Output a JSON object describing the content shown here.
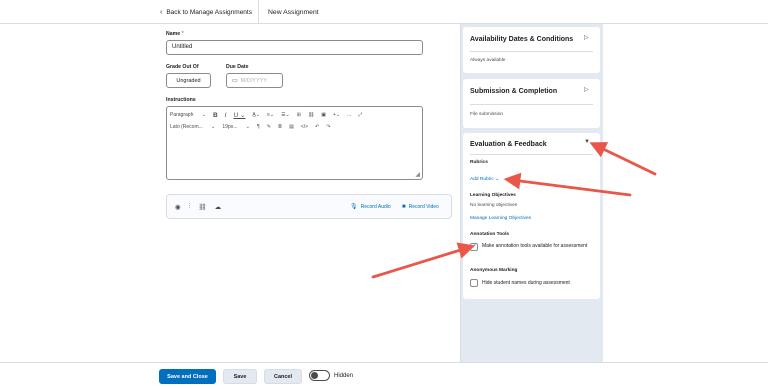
{
  "header": {
    "back_label": "Back to Manage Assignments",
    "page_title": "New Assignment"
  },
  "form": {
    "name_label": "Name",
    "name_required_mark": "*",
    "name_value": "Untitled",
    "grade_label": "Grade Out Of",
    "grade_value": "Ungraded",
    "due_label": "Due Date",
    "due_placeholder": "M/D/YYYY",
    "instructions_label": "Instructions"
  },
  "editor": {
    "paragraph_select": "Paragraph",
    "font_select": "Lato (Recom...",
    "size_select": "19px...",
    "more_label": "..."
  },
  "media": {
    "record_audio": "Record Audio",
    "record_video": "Record Video"
  },
  "sidebar": {
    "availability": {
      "title": "Availability Dates & Conditions",
      "subtitle": "Always available"
    },
    "submission": {
      "title": "Submission & Completion",
      "subtitle": "File submission"
    },
    "evaluation": {
      "title": "Evaluation & Feedback",
      "rubrics_heading": "Rubrics",
      "add_rubric": "Add Rubric",
      "objectives_heading": "Learning Objectives",
      "objectives_text": "No learning objectives",
      "manage_objectives": "Manage Learning Objectives",
      "annotation_heading": "Annotation Tools",
      "annotation_label": "Make annotation tools available for assessment",
      "annotation_checked": true,
      "anon_heading": "Anonymous Marking",
      "anon_label": "Hide student names during assessment",
      "anon_checked": false
    }
  },
  "footer": {
    "save_close": "Save and Close",
    "save": "Save",
    "cancel": "Cancel",
    "visibility": "Hidden"
  },
  "colors": {
    "primary": "#006fbf",
    "annotation_arrow": "#e8574a"
  }
}
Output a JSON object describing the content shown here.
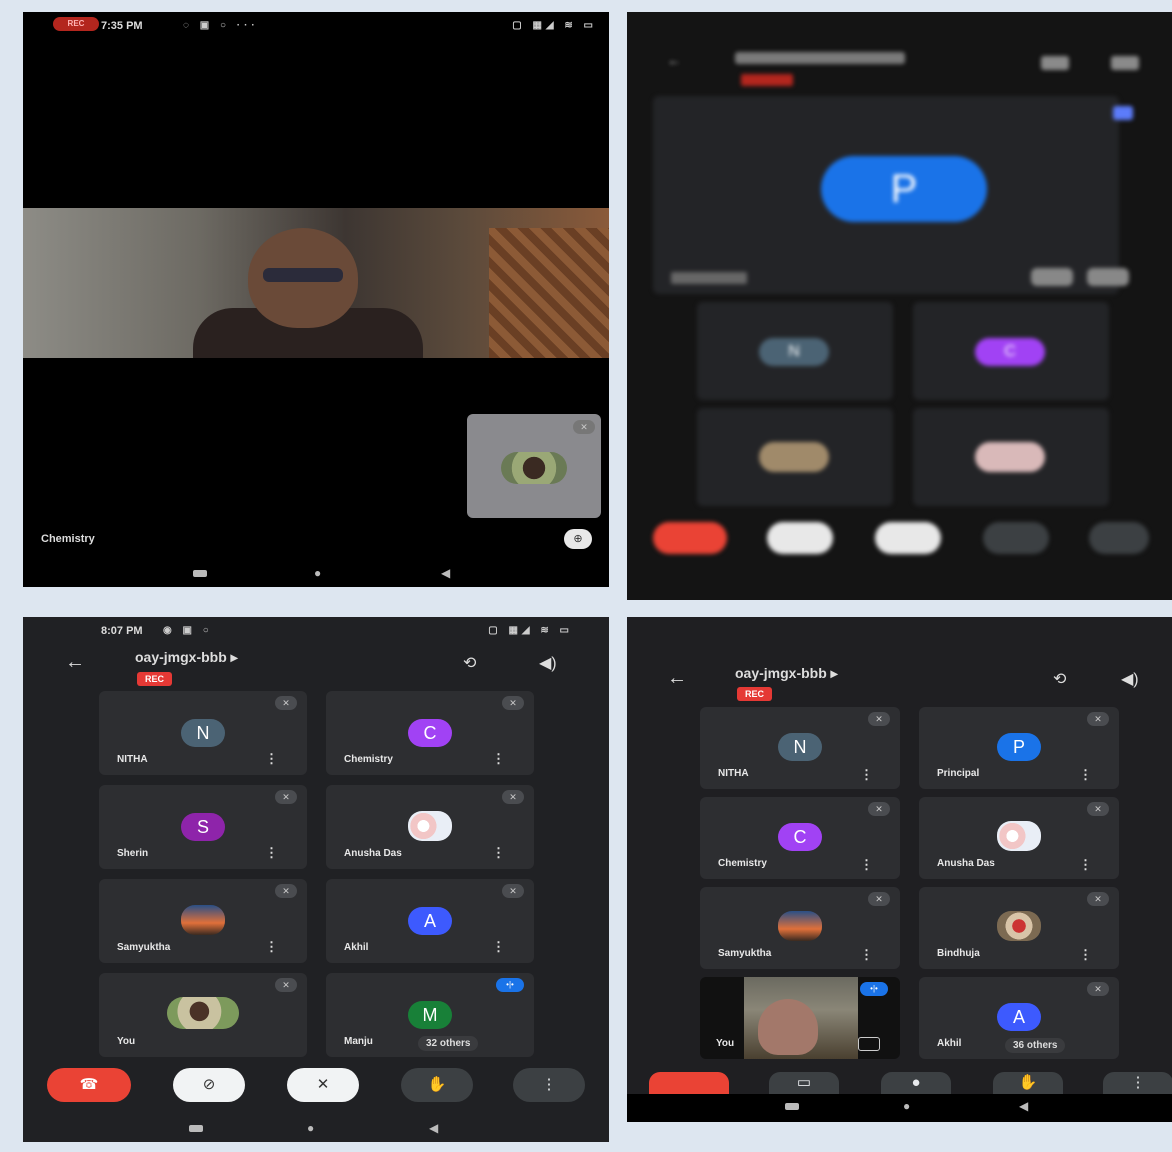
{
  "s1": {
    "status": {
      "rec": "REC",
      "time": "7:35 PM"
    },
    "caption": "Chemistry"
  },
  "s2": {
    "main_avatar": "P",
    "tiles": [
      {
        "avatar": "N"
      },
      {
        "avatar": "C"
      }
    ]
  },
  "s3": {
    "status": {
      "time": "8:07 PM"
    },
    "meeting_code": "oay-jmgx-bbb",
    "rec_label": "REC",
    "tiles": [
      {
        "name": "NITHA",
        "avatar": "N",
        "color": "#4b6374"
      },
      {
        "name": "Chemistry",
        "avatar": "C",
        "color": "#a142f4"
      },
      {
        "name": "Sherin",
        "avatar": "S",
        "color": "#8e24aa"
      },
      {
        "name": "Anusha Das",
        "avatar": "",
        "color": "#f2d7d7"
      },
      {
        "name": "Samyuktha",
        "avatar": "",
        "color": "#1f3b63"
      },
      {
        "name": "Akhil",
        "avatar": "A",
        "color": "#3d5afe"
      },
      {
        "name": "You",
        "avatar": "",
        "color": "#8aa26b"
      },
      {
        "name": "Manju",
        "avatar": "M",
        "color": "#188038",
        "others": "32 others"
      }
    ]
  },
  "s4": {
    "meeting_code": "oay-jmgx-bbb",
    "rec_label": "REC",
    "tiles": [
      {
        "name": "NITHA",
        "avatar": "N",
        "color": "#4b6374"
      },
      {
        "name": "Principal",
        "avatar": "P",
        "color": "#1a73e8"
      },
      {
        "name": "Chemistry",
        "avatar": "C",
        "color": "#a142f4"
      },
      {
        "name": "Anusha Das",
        "avatar": "",
        "color": "#f2d7d7"
      },
      {
        "name": "Samyuktha",
        "avatar": "",
        "color": "#1f3b63"
      },
      {
        "name": "Bindhuja",
        "avatar": "",
        "color": "#b8453f"
      },
      {
        "name": "You",
        "avatar": "",
        "color": "#7a6a5a"
      },
      {
        "name": "Akhil",
        "avatar": "A",
        "color": "#3d5afe",
        "others": "36 others"
      }
    ]
  },
  "icons": {
    "end_call": "phone-hangup-icon",
    "camera": "camera-off-icon",
    "mic": "mic-off-icon",
    "hand": "raise-hand-icon",
    "more": "more-vert-icon"
  }
}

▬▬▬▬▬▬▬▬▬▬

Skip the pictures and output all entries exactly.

Output a JSON object describing the content shown here.
{
  "header": {
    "back_label": "Back to Manage Assignments",
    "page_title": "New Assignment"
  },
  "form": {
    "name_label": "Name",
    "name_required_mark": "*",
    "name_value": "Untitled",
    "grade_label": "Grade Out Of",
    "grade_value": "Ungraded",
    "due_label": "Due Date",
    "due_placeholder": "M/D/YYYY",
    "instructions_label": "Instructions"
  },
  "editor": {
    "paragraph_select": "Paragraph",
    "font_select": "Lato (Recom...",
    "size_select": "19px...",
    "more_label": "..."
  },
  "media": {
    "record_audio": "Record Audio",
    "record_video": "Record Video"
  },
  "sidebar": {
    "availability": {
      "title": "Availability Dates & Conditions",
      "subtitle": "Always available"
    },
    "submission": {
      "title": "Submission & Completion",
      "subtitle": "File submission"
    },
    "evaluation": {
      "title": "Evaluation & Feedback",
      "rubrics_heading": "Rubrics",
      "add_rubric": "Add Rubric",
      "objectives_heading": "Learning Objectives",
      "objectives_text": "No learning objectives",
      "manage_objectives": "Manage Learning Objectives",
      "annotation_heading": "Annotation Tools",
      "annotation_label": "Make annotation tools available for assessment",
      "annotation_checked": true,
      "anon_heading": "Anonymous Marking",
      "anon_label": "Hide student names during assessment",
      "anon_checked": false
    }
  },
  "footer": {
    "save_close": "Save and Close",
    "save": "Save",
    "cancel": "Cancel",
    "visibility": "Hidden"
  },
  "colors": {
    "primary": "#006fbf",
    "annotation_arrow": "#e8574a"
  }
}
Output a JSON object describing the content shown here.
{
  "s1": {
    "status": {
      "rec": "REC",
      "time": "7:35 PM"
    },
    "caption": "Chemistry"
  },
  "s2": {
    "main_avatar": "P",
    "tiles": [
      {
        "avatar": "N"
      },
      {
        "avatar": "C"
      }
    ]
  },
  "s3": {
    "status": {
      "time": "8:07 PM"
    },
    "meeting_code": "oay-jmgx-bbb",
    "rec_label": "REC",
    "tiles": [
      {
        "name": "NITHA",
        "avatar": "N",
        "color": "#4b6374"
      },
      {
        "name": "Chemistry",
        "avatar": "C",
        "color": "#a142f4"
      },
      {
        "name": "Sherin",
        "avatar": "S",
        "color": "#8e24aa"
      },
      {
        "name": "Anusha Das",
        "avatar": "",
        "color": "#f2d7d7"
      },
      {
        "name": "Samyuktha",
        "avatar": "",
        "color": "#1f3b63"
      },
      {
        "name": "Akhil",
        "avatar": "A",
        "color": "#3d5afe"
      },
      {
        "name": "You",
        "avatar": "",
        "color": "#8aa26b"
      },
      {
        "name": "Manju",
        "avatar": "M",
        "color": "#188038",
        "others": "32 others"
      }
    ]
  },
  "s4": {
    "meeting_code": "oay-jmgx-bbb",
    "rec_label": "REC",
    "tiles": [
      {
        "name": "NITHA",
        "avatar": "N",
        "color": "#4b6374"
      },
      {
        "name": "Principal",
        "avatar": "P",
        "color": "#1a73e8"
      },
      {
        "name": "Chemistry",
        "avatar": "C",
        "color": "#a142f4"
      },
      {
        "name": "Anusha Das",
        "avatar": "",
        "color": "#f2d7d7"
      },
      {
        "name": "Samyuktha",
        "avatar": "",
        "color": "#1f3b63"
      },
      {
        "name": "Bindhuja",
        "avatar": "",
        "color": "#b8453f"
      },
      {
        "name": "You",
        "avatar": "",
        "color": "#7a6a5a"
      },
      {
        "name": "Akhil",
        "avatar": "A",
        "color": "#3d5afe",
        "others": "36 others"
      }
    ]
  },
  "icons": {
    "end_call": "phone-hangup-icon",
    "camera": "camera-off-icon",
    "mic": "mic-off-icon",
    "hand": "raise-hand-icon",
    "more": "more-vert-icon"
  }
}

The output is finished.